(Bloomberg News) The U.S. jobless rate unexpectedly fell in January to the lowest in three years as payrolls climbed more than forecast, casting doubt on the Federal Reserve's plan to keep interest rates low until late 2014.
The unemployment rate dropped to 8.3 percent, the lowest since February 2009, Labor Department figures showed today in Washington. The 243,000 increase in jobs was the biggest in nine months and exceeded the most optimistic forecast in a Bloomberg News survey.
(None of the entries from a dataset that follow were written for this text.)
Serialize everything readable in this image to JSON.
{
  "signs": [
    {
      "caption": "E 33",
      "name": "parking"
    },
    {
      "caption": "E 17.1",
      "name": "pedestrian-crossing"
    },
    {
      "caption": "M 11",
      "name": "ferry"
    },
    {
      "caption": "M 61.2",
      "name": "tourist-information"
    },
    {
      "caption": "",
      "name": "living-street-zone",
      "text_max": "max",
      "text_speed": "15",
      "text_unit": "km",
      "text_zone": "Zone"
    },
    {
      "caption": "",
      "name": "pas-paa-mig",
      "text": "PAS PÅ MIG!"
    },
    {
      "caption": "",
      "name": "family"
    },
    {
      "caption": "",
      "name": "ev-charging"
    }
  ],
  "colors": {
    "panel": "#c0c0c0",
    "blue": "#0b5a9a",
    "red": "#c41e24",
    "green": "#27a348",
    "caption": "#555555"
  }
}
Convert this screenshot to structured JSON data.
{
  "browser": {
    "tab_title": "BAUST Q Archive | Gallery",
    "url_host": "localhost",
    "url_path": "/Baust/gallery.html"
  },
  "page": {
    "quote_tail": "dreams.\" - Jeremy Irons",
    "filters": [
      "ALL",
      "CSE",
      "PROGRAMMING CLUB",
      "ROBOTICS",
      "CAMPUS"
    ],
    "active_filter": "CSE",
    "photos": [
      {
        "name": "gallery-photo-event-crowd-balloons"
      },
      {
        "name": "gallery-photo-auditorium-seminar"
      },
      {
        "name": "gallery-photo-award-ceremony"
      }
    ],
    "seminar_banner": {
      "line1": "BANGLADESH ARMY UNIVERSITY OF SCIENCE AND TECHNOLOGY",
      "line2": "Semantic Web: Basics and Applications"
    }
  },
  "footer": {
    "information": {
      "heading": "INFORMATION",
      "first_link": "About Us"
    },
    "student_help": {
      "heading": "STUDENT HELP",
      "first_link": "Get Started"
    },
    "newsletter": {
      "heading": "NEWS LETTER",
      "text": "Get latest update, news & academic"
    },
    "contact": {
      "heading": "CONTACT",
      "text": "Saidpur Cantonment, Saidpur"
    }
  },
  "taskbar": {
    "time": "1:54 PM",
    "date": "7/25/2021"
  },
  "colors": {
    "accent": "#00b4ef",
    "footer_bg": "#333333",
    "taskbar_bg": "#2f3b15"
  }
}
Service industries grew by the most in a year, according to a separate report.
"We've reached an important threshold here," said Chris Rupkey, chief financial economist at Bank of Tokyo-Mitsubishi UFJ Ltd. in New York. "The recovery is for real."
Stocks and bond yields jumped on optimism the economy will weather the European debt crisis as an improving labor market fuels household spending. The data, which showed gains from factories to retailers, may boost President Barack Obama's re- election bid and come a week after Fed Chairman Ben S. Bernanke said unemployment would be slow to decline.
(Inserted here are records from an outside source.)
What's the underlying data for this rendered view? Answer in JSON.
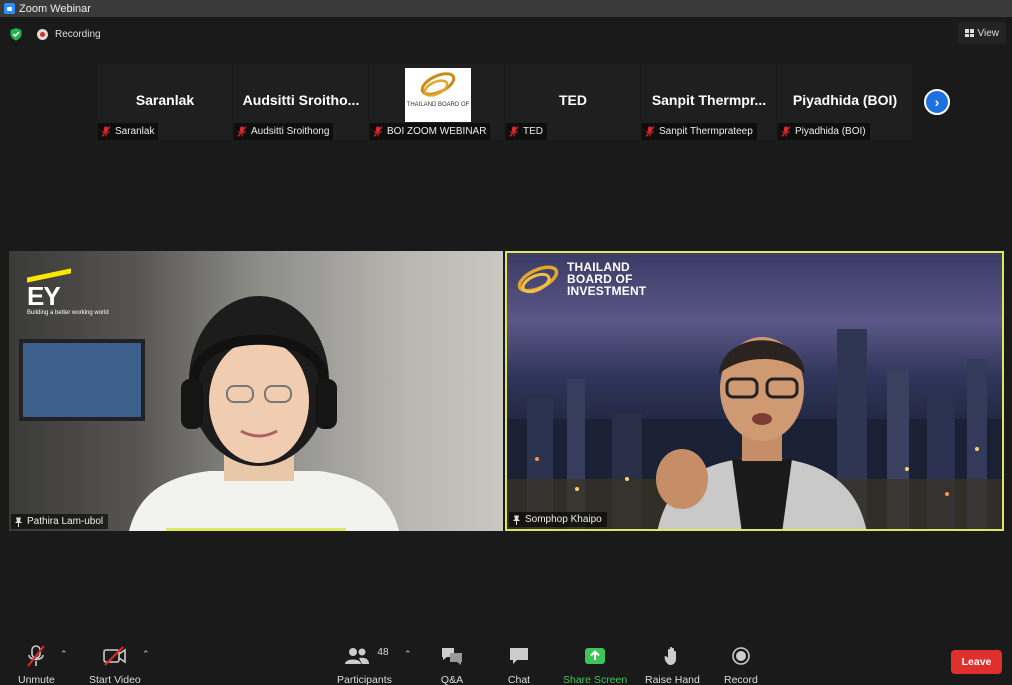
{
  "window": {
    "title": "Zoom Webinar"
  },
  "status": {
    "recording_label": "Recording",
    "view_label": "View"
  },
  "thumbnails": [
    {
      "display": "Saranlak",
      "label": "Saranlak"
    },
    {
      "display": "Audsitti  Sroitho...",
      "label": "Audsitti Sroithong"
    },
    {
      "display": "",
      "label": "BOI ZOOM WEBINAR",
      "logo_text": "THAILAND BOARD OF"
    },
    {
      "display": "TED",
      "label": "TED"
    },
    {
      "display": "Sanpit  Thermpr...",
      "label": "Sanpit Thermprateep"
    },
    {
      "display": "Piyadhida (BOI)",
      "label": "Piyadhida (BOI)"
    }
  ],
  "videos": {
    "left": {
      "name": "Pathira Lam-ubol",
      "ey_text": "EY",
      "ey_tagline": "Building a better working world"
    },
    "right": {
      "name": "Somphop Khaipo",
      "logo_line1": "THAILAND",
      "logo_line2": "BOARD OF",
      "logo_line3": "INVESTMENT"
    }
  },
  "toolbar": {
    "unmute": "Unmute",
    "start_video": "Start Video",
    "participants": "Participants",
    "participants_count": "48",
    "qa": "Q&A",
    "chat": "Chat",
    "share_screen": "Share Screen",
    "raise_hand": "Raise Hand",
    "record": "Record",
    "leave": "Leave"
  },
  "colors": {
    "accent_blue": "#2d8cff",
    "active_speaker": "#dde860",
    "share_green": "#3fc45a",
    "leave_red": "#e0302e",
    "mic_muted_red": "#e02828"
  },
  "icons": [
    "zoom-icon",
    "shield-icon",
    "recording-icon",
    "view-grid-icon",
    "mic-muted-icon",
    "chevron-right-icon",
    "pin-icon",
    "camera-off-icon",
    "participants-icon",
    "qa-icon",
    "chat-icon",
    "share-screen-icon",
    "hand-icon",
    "record-icon",
    "caret-up-icon"
  ]
}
The Standard & Poor's 500 Index rose 1.4 percent to 1,344.0 at 12:45 p.m. in New York, extending the best start to the year since 1989. The yield on the benchmark 10-year Treasury note climbed to 1.94 percent from 1.82 percent late yesterday.
The median projection in the Bloomberg survey called for payrolls to rise by 140,000. Estimates of the 89 economists ranged from increases of 95,000 to 225,000. Revisions added a total of 60,000 jobs to payrolls in November and December.
"The payroll gains we're seeing in this report are consistent with significant improvement in consumer spending," said Carl Riccadonna, a senior U.S. economist at Deutsche Bank Securities Inc. in New York. "If we hold at these levels, it will change a lot of expectations for economic growth, the labor market recovery, inflation and the Fed's policy response."
Sustained increases of around 200,000 jobs a month are needed to bring the unemployment rate down one percentage point over a year, according to Stephen Stanley, chief economist at Pierpont Securities LLC in Stamford, Connecticut.
Obama used today's report to push lawmakers for an extension of the payroll-tax cut for workers and unemployment benefits.
"The recovery is speeding up," Obama said at a fire station in Arlington, Virginia. "And we've got to do everything in our power to keep it going."